The ten tukutuku panels currently on display at the art gallery sit across from paintings of Māori architecture and carvings, and the colours, shapes and designs on the panels really have an opportunity to shine when placed alongside other artworks.

If you want to know more about how, why and by whom the library’s tukutuku panels were created check out our Puāwaitanga o te Ringa – Fruits of our busy hands resource for photos of the panels along with explanations of the different designs and their meanings.

Borrow an original Colin McCahon from the library

Ronald O’Reilly
City Librarian Ron O’Reilly in 1958. Setting the bar high for art-loving librarians.

It is true.
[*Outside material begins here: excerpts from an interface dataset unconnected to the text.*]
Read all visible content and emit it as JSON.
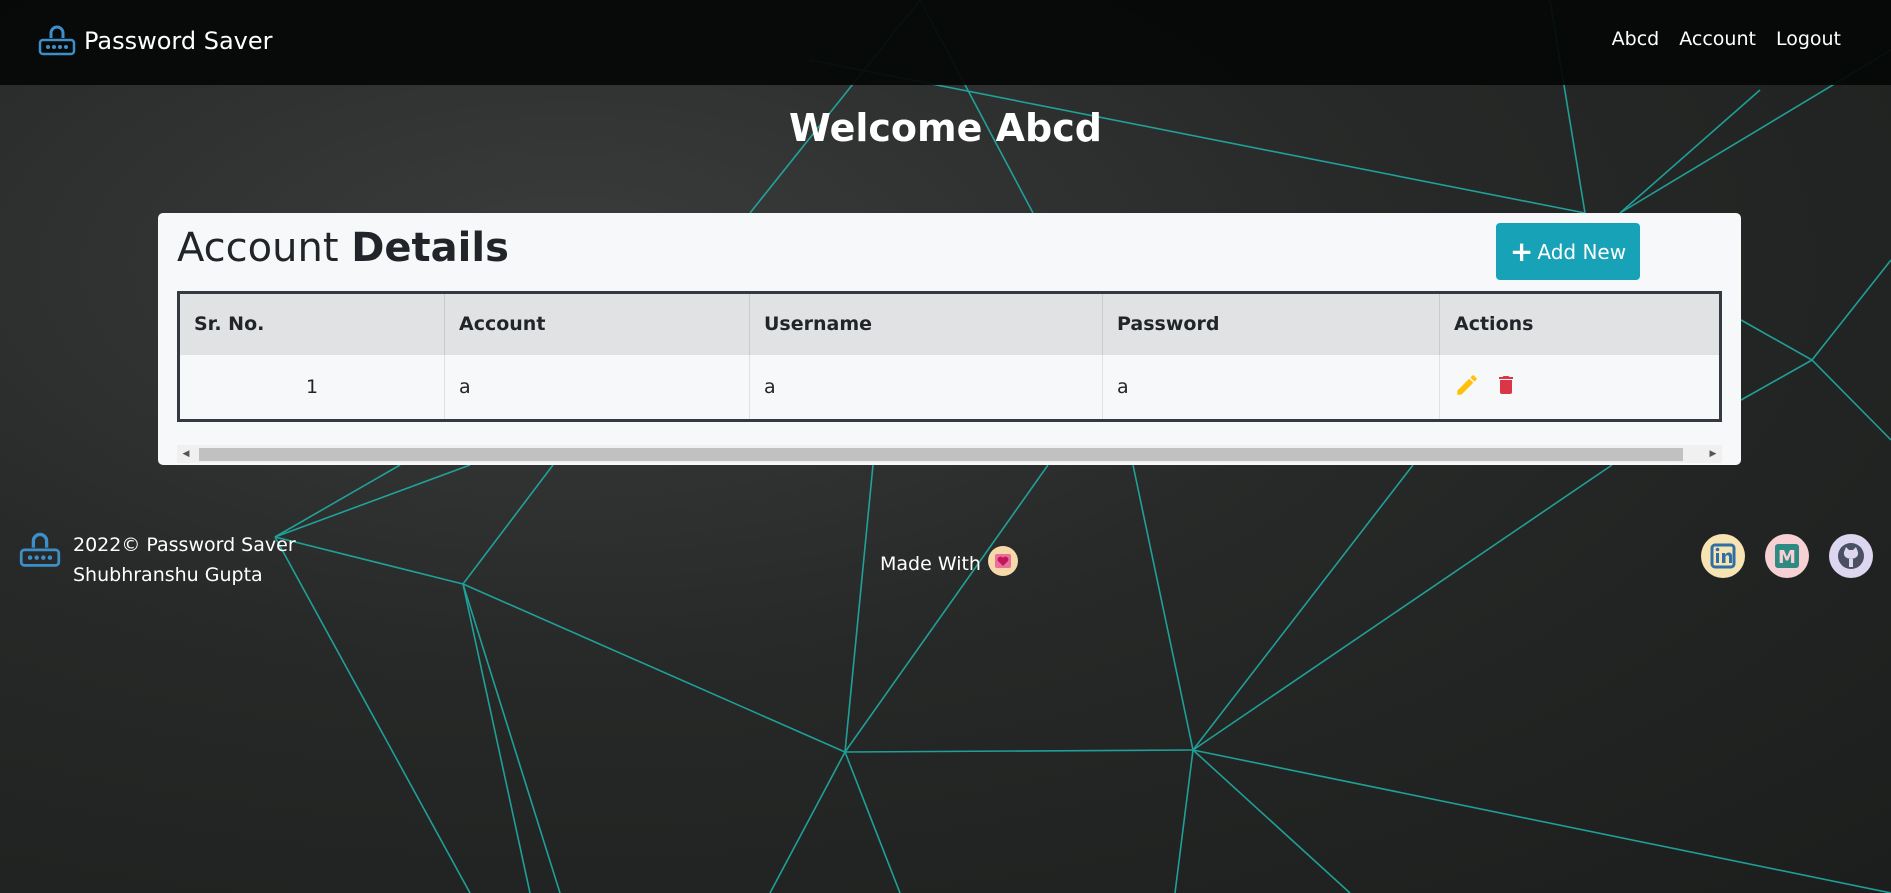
{
  "navbar": {
    "brand": "Password Saver",
    "links": [
      "Abcd",
      "Account",
      "Logout"
    ]
  },
  "welcome": "Welcome Abcd",
  "card": {
    "title_regular": "Account ",
    "title_bold": "Details",
    "add_button_label": "Add New",
    "table": {
      "headers": [
        "Sr. No.",
        "Account",
        "Username",
        "Password",
        "Actions"
      ],
      "rows": [
        {
          "sr": "1",
          "account": "a",
          "username": "a",
          "password": "a"
        }
      ]
    }
  },
  "footer": {
    "copyright": "2022© Password Saver",
    "author": "Shubhranshu Gupta",
    "made_with": "Made With",
    "socials": [
      "linkedin-icon",
      "medium-icon",
      "github-icon"
    ]
  },
  "colors": {
    "accent": "#17a2b8",
    "edit": "#ffc107",
    "delete": "#dc3545",
    "lines": "#1fb5ad"
  }
}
Back in the day, you could borrow Red and black landscape by Colin McCahon from the library. This blows my mind.

Canterbury Public Library had a lending collection of original New Zealand art works for 37 years. The collection was established by then City Librarian Ron O’Reilly who went on to become Director of the New Zealand Library School in Wellington and of the Govett-Brewster Art Gallery in New Plymouth.

Original works of art were bought from 2 May 1955 (The cat by Louise Henderson and Untitled (woman with fabric)  by Alison Pickmere) until 4 March 1981 (Oaro & Amuri Bluff by Margaret Rhodes and Things that go bump in the night by Stephanie Sheehan).

In October 2001, 115 paintings were formally gifted to the Christchurch Art Gallery, and more after that.

So have a browse of the Canterbury Public Library collection on the Christchurch Art Gallery website.

And imagine how cool it would have been to have one hanging up in your lounge. Choice.
Red and Black landscape by Colin McCahon